EXERCISE DESCRIPTION
Your copy should match the listing word for word, apart from the pictures, which are left out.

SOURCE DATA
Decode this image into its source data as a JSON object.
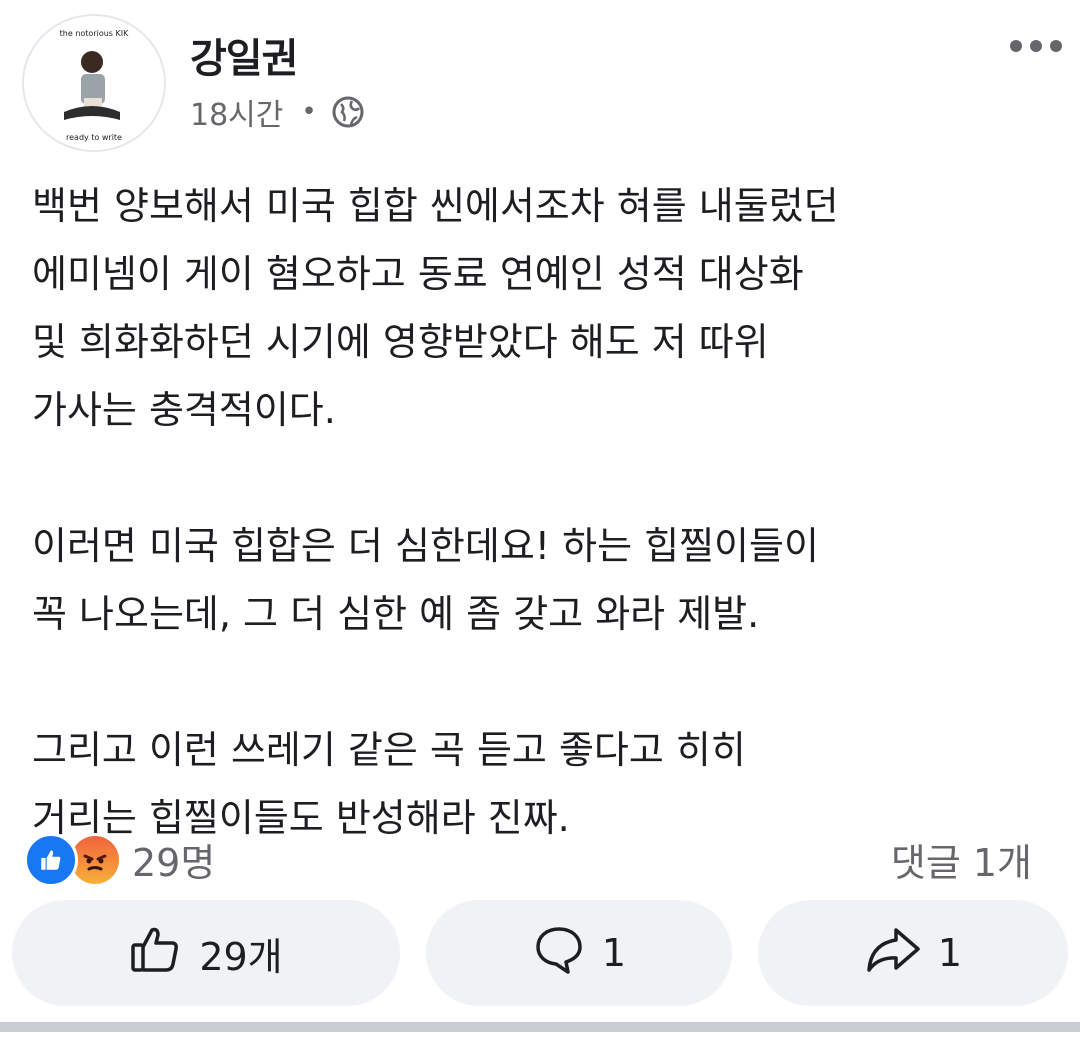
{
  "post": {
    "author": "강일권",
    "time": "18시간",
    "separator": "•",
    "privacy_icon": "globe-icon",
    "avatar_caption_top": "the notorious KIK",
    "avatar_caption_bottom": "ready to write",
    "paragraphs": [
      "백번 양보해서 미국 힙합 씬에서조차 혀를 내둘렀던\n에미넴이 게이 혐오하고 동료 연예인 성적 대상화\n및 희화화하던 시기에 영향받았다 해도 저 따위\n가사는 충격적이다.",
      "이러면 미국 힙합은 더 심한데요!  하는 힙찔이들이\n꼭 나오는데, 그 더 심한 예 좀 갖고 와라 제발.",
      "그리고 이런 쓰레기 같은 곡 듣고 좋다고 히히\n거리는 힙찔이들도 반성해라 진짜."
    ]
  },
  "stats": {
    "reaction_count": "29명",
    "reaction_icons": [
      "like-icon",
      "angry-icon"
    ],
    "comments": "댓글 1개"
  },
  "actions": {
    "like_count": "29개",
    "comment_count": "1",
    "share_count": "1"
  },
  "colors": {
    "like_blue": "#1877f2",
    "secondary_text": "#65676b",
    "button_bg": "#f0f2f5"
  }
}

ANSWER BELOW
Decode this image into its source data as a JSON object.
{
  "post": {
    "author": "강일권",
    "time": "18시간",
    "separator": "•",
    "privacy_icon": "globe-icon",
    "avatar_caption_top": "the notorious KIK",
    "avatar_caption_bottom": "ready to write",
    "paragraphs": [
      "백번 양보해서 미국 힙합 씬에서조차 혀를 내둘렀던\n에미넴이 게이 혐오하고 동료 연예인 성적 대상화\n및 희화화하던 시기에 영향받았다 해도 저 따위\n가사는 충격적이다.",
      "이러면 미국 힙합은 더 심한데요!  하는 힙찔이들이\n꼭 나오는데, 그 더 심한 예 좀 갖고 와라 제발.",
      "그리고 이런 쓰레기 같은 곡 듣고 좋다고 히히\n거리는 힙찔이들도 반성해라 진짜."
    ]
  },
  "stats": {
    "reaction_count": "29명",
    "reaction_icons": [
      "like-icon",
      "angry-icon"
    ],
    "comments": "댓글 1개"
  },
  "actions": {
    "like_count": "29개",
    "comment_count": "1",
    "share_count": "1"
  },
  "colors": {
    "like_blue": "#1877f2",
    "secondary_text": "#65676b",
    "button_bg": "#f0f2f5"
  }
}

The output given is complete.